While this research provides valuable information and guidance to recreational users, it tells us much less about the effects of driving for medical marijuana patients. “The majority of studies completed to date have involved young, healthy participants,” says McCartney, but she hypothesizes that “When used to alleviate a medical condition, under careful supervision, THC may have minimal effects on driving.”

In fact, some preliminary research suggests that medical patients may be less impaired on the road than recreational users, especially once their cannabis regimen has stabilized. However, this population is extremely under-studied and more investigation is needed so that we can incorporate evidence into on-the-road policies. 
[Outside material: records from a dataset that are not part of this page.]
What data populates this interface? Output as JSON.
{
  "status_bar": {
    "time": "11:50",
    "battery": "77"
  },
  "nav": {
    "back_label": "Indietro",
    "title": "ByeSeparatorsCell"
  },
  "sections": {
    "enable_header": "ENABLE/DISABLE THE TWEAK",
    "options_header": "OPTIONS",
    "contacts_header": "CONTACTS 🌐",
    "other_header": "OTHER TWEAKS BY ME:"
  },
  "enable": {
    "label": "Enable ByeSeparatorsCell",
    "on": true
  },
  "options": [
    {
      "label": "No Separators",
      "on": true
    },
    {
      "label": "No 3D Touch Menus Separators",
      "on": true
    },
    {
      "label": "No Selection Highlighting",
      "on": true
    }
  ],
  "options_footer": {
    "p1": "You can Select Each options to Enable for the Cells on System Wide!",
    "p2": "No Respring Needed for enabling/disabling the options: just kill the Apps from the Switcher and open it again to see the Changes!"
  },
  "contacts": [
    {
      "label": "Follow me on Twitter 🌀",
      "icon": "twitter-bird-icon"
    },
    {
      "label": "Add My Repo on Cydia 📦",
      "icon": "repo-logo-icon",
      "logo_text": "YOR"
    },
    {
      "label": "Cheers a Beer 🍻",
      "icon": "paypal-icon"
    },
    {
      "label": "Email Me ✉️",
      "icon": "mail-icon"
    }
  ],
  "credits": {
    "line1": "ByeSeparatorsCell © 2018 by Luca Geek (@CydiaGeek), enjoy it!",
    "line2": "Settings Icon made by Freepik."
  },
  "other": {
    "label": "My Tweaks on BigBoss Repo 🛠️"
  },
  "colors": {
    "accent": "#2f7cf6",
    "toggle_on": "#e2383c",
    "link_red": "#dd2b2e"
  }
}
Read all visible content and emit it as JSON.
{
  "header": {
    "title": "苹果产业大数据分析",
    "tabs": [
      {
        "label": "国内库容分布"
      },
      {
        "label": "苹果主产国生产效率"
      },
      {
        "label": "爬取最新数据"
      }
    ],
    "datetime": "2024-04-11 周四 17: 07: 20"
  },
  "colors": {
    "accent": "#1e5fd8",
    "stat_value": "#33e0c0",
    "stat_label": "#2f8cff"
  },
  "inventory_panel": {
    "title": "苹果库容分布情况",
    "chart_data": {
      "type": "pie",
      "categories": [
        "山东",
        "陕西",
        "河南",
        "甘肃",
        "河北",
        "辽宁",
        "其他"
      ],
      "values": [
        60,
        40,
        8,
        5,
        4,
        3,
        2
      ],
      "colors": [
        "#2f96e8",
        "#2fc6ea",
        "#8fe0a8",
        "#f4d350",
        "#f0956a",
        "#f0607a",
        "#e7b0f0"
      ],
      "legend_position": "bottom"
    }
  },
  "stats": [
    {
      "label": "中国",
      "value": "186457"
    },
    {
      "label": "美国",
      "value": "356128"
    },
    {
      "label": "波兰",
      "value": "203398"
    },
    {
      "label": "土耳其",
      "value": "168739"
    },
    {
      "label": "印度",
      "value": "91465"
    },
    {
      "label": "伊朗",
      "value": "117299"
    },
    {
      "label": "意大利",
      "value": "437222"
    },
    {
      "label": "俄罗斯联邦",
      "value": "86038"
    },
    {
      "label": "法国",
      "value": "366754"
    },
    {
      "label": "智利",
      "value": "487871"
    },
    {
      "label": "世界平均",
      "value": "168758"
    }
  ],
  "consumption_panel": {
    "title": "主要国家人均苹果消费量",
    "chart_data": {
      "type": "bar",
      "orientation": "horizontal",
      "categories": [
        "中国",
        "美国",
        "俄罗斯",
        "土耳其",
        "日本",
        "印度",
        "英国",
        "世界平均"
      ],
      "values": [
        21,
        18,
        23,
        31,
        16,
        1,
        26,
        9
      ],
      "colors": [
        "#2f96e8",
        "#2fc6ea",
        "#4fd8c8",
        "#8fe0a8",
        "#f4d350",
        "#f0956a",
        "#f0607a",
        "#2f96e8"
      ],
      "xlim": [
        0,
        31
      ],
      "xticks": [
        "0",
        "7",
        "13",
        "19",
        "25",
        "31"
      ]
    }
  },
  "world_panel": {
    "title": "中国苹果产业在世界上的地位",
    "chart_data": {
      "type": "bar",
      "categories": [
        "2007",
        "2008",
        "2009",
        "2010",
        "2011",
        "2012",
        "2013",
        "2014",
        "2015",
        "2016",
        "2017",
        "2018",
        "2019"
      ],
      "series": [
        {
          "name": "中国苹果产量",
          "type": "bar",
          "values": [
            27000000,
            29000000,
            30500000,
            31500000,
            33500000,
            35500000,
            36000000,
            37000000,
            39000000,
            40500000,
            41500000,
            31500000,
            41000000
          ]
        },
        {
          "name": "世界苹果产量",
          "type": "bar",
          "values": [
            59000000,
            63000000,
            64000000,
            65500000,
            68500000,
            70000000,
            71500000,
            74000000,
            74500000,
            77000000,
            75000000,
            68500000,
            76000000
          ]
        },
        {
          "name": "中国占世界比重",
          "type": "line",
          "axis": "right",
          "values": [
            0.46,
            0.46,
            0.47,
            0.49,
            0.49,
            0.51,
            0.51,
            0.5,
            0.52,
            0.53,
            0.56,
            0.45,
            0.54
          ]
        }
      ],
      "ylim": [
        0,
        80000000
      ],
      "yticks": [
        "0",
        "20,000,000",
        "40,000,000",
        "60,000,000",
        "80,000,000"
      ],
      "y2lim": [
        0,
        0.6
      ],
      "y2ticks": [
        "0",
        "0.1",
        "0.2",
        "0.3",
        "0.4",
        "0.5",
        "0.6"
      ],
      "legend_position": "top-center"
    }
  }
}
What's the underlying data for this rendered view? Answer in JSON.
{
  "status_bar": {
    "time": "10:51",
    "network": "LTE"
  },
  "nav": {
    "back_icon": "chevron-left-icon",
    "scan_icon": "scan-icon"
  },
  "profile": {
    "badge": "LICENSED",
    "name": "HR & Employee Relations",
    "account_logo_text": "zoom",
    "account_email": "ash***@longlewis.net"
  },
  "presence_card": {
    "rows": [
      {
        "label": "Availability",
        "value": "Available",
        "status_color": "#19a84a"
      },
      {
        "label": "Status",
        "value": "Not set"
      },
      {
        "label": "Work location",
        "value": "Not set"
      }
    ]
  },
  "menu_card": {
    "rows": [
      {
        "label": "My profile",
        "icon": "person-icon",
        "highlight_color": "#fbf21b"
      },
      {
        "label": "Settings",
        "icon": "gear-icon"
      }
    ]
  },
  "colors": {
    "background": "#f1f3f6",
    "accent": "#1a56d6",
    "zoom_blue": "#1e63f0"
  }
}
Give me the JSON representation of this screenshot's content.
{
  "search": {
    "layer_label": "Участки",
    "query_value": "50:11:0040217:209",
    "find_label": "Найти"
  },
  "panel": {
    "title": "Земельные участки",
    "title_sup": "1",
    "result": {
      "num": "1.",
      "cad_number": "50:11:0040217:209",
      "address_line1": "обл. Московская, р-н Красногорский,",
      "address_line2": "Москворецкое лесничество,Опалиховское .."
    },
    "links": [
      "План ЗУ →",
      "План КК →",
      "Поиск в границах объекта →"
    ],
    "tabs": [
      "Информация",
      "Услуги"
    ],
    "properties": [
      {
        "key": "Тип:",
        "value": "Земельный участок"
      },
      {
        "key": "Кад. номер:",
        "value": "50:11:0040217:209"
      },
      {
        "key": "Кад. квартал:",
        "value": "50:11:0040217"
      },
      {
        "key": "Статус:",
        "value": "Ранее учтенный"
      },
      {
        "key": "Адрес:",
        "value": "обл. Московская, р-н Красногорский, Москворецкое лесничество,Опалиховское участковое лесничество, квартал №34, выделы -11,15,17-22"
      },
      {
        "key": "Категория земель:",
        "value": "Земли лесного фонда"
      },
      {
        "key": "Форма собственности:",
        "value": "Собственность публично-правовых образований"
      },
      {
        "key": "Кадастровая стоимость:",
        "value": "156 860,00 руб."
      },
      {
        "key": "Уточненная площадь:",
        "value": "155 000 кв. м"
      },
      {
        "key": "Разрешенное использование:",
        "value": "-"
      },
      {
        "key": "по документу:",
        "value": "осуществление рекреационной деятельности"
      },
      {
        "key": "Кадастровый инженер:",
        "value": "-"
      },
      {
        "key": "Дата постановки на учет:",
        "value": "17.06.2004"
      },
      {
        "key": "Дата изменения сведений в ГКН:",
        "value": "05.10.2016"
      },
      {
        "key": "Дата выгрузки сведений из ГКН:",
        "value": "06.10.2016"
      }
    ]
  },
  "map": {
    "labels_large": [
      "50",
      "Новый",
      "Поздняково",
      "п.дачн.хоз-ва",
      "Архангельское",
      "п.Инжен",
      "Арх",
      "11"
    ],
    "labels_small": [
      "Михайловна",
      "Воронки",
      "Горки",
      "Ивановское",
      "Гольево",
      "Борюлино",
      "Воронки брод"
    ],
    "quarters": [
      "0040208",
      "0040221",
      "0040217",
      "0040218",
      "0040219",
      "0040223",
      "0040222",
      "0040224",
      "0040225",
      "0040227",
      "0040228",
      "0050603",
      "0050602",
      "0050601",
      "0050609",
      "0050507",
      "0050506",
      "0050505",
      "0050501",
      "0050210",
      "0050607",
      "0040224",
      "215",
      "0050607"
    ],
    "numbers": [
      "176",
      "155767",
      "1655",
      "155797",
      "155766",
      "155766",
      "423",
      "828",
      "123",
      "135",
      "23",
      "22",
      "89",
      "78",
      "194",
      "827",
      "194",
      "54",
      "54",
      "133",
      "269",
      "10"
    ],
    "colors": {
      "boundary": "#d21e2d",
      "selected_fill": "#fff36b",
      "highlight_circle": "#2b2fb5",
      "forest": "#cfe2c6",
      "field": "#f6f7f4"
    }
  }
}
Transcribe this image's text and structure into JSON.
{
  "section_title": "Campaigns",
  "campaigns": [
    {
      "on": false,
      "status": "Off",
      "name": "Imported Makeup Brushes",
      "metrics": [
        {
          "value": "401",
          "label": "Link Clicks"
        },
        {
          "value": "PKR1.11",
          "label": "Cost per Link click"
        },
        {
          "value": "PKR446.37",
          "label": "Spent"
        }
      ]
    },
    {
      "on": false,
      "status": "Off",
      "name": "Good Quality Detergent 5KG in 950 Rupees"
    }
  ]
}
Of course, the paucity of high-quality research is due in large part to the impediments to funding and conducting it; more and better research on THC-impaired driving will continue to be obstructed until cannabis is no longer classified as a schedule I substance.